“In order to approach now the very concept of forgiveness, logic and common sense agree for once with the paradox: it is necessary, it seems to me, to begin from the fact that, yes, there is the unforgivable. Is this not, in truth, the only thing to forgive? The only thing that calls for forgiveness? If one is only prepared to forgive what appears forgivable, what the church calls ‘venial sin’, then the very idea of forgiveness would disappear. If there is something to forgive, it would be what in religious language is called mortal sin, the worst, the unforgivable crime or harm. From which comes the aporia, which can be described in its dry and implacable formality, without mercy: forgiveness forgives only the unforgivable.”
from Jacques Derrida’s On Cosmopolitanism and Forgiveness
“If you make things, if you are an ‘artist’ of whatever stripe, at some point you will be asked — or may ask yourself — ‘why’ you act, sculpt, paint, whatever. In the writing world, this question never seems to get old. In each generation, a few too many people will feel moved to pen an essay called, inevitably, ‘Why I Write’ or ‘Why Write?’ under which title you’ll find a lot of convoluted, more or less self-regarding reasons and explanations. (I’ve contributed to this genre myself.) Only a few of them are any good and none of them (including…

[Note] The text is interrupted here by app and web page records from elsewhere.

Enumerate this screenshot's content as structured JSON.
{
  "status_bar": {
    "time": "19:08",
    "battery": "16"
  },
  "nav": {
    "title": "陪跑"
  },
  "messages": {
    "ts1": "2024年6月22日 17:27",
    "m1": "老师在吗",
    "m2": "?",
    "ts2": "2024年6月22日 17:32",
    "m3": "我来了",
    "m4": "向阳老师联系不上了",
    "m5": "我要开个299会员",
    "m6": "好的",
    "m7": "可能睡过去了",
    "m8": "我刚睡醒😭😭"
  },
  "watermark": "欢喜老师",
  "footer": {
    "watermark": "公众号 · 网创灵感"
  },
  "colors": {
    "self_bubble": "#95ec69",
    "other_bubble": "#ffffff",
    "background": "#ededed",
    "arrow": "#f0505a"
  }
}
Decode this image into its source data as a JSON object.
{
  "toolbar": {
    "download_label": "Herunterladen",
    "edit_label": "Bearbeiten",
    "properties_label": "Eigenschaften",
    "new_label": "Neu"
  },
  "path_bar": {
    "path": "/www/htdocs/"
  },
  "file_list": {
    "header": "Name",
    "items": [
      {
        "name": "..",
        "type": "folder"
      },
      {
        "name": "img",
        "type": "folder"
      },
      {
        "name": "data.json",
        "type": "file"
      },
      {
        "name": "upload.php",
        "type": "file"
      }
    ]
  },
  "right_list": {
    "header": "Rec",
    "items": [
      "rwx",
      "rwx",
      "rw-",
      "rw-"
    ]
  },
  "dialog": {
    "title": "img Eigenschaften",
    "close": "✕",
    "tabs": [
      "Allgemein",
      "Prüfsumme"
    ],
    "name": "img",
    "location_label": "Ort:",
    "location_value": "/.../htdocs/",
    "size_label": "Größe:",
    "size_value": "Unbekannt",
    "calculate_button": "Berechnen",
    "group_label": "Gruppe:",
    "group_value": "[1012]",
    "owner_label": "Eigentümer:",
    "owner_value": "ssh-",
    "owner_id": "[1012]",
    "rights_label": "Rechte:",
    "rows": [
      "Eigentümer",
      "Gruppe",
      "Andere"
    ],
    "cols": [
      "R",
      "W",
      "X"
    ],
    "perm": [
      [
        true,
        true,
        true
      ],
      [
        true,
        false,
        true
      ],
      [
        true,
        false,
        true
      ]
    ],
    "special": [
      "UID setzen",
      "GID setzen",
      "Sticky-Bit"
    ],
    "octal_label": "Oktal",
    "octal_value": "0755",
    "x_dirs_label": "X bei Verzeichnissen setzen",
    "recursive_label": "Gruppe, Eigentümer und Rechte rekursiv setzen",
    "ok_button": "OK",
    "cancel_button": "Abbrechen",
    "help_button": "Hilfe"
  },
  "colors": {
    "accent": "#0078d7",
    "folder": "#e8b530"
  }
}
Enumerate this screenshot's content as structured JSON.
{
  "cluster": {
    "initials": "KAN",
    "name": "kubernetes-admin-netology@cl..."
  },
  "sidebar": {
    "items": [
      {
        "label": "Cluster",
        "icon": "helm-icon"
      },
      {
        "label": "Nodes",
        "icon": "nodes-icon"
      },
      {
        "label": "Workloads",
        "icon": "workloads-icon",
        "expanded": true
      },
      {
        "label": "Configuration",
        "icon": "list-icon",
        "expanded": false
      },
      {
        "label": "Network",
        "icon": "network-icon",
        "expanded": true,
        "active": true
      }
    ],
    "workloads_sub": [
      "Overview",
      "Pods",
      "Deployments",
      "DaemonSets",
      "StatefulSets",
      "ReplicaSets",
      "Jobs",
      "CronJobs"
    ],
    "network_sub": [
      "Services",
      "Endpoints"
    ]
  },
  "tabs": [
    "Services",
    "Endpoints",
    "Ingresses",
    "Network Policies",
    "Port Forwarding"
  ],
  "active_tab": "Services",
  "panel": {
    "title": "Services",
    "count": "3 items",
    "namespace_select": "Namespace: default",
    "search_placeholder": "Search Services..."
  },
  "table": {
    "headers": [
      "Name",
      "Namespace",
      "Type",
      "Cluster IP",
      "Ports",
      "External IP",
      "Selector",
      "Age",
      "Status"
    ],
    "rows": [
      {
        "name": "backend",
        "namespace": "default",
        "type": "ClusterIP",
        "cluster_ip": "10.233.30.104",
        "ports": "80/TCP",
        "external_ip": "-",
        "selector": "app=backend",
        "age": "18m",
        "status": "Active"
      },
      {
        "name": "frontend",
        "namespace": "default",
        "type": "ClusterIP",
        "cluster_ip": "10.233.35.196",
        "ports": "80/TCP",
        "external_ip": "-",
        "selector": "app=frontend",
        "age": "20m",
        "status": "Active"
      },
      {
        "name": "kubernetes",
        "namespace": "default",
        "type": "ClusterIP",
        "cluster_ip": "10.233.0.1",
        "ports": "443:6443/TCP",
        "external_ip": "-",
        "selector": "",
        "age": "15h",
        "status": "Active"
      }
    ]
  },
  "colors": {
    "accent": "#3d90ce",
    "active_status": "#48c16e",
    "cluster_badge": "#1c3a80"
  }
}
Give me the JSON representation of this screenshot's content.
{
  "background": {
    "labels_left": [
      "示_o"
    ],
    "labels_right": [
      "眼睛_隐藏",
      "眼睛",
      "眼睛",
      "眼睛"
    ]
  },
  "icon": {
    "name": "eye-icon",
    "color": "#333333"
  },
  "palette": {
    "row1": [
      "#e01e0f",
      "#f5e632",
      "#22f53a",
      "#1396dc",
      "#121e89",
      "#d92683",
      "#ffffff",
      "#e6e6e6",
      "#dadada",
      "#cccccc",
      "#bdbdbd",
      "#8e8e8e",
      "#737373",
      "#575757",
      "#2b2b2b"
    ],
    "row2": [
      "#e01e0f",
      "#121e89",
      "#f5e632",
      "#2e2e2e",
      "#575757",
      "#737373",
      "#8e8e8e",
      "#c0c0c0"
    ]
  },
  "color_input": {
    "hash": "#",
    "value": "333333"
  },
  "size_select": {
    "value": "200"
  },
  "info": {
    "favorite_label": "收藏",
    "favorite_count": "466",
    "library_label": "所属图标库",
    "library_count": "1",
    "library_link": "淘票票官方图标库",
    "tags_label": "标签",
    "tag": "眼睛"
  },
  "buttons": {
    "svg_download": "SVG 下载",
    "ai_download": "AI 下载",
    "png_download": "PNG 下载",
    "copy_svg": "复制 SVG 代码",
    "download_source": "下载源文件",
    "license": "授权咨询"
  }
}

“But if suffering is so hard, why should its expression be easy? Trauma and loss are not, in themselves, art: they are like half a metaphor. In fact, the kind of work I mean — however true its personal source — is tainted by a kind of preemptive avidity. It seems too ready to inhabit the most dramatic extremes; too ready to deny loss as continuity, as immutable fact. It proposes instead a narrative of personal triumph, a narrative filled with markers like ‘growth’ and ‘healing’ and ‘self-realization’ and culminating in the soul’s unqualified or comprehensive declaration of wholeness, as though loss were merely a catalyst for self-improvement. But as the power of loss is undermined or denied, so too does the speaker come to seem entirely constructed, inhuman.”
from Louise Glück’s “The Culture of Healing” in American Originality: Essays on Poetry
“The price of living with a writer was that eventually she would write about you. I was taking in every precious day. What Sooki gave me was a sense of order, a sense of God, the God of Sister Nena, the God of my childhood, a belief that I had gone into my study one night and picked up the right book from the hundred books that were there because I was meant to. I had a purpose to serve. The CA 19–9 had gone from 2,100 to 470. The tumor in her liver was shrinking. A hundred thousand people…
Jonathan VanAntwerpen is a program director at the Henry Luce Foundation. Originally trained as a philosopher, he holds a Ph.D. in sociology from UC-Berkeley.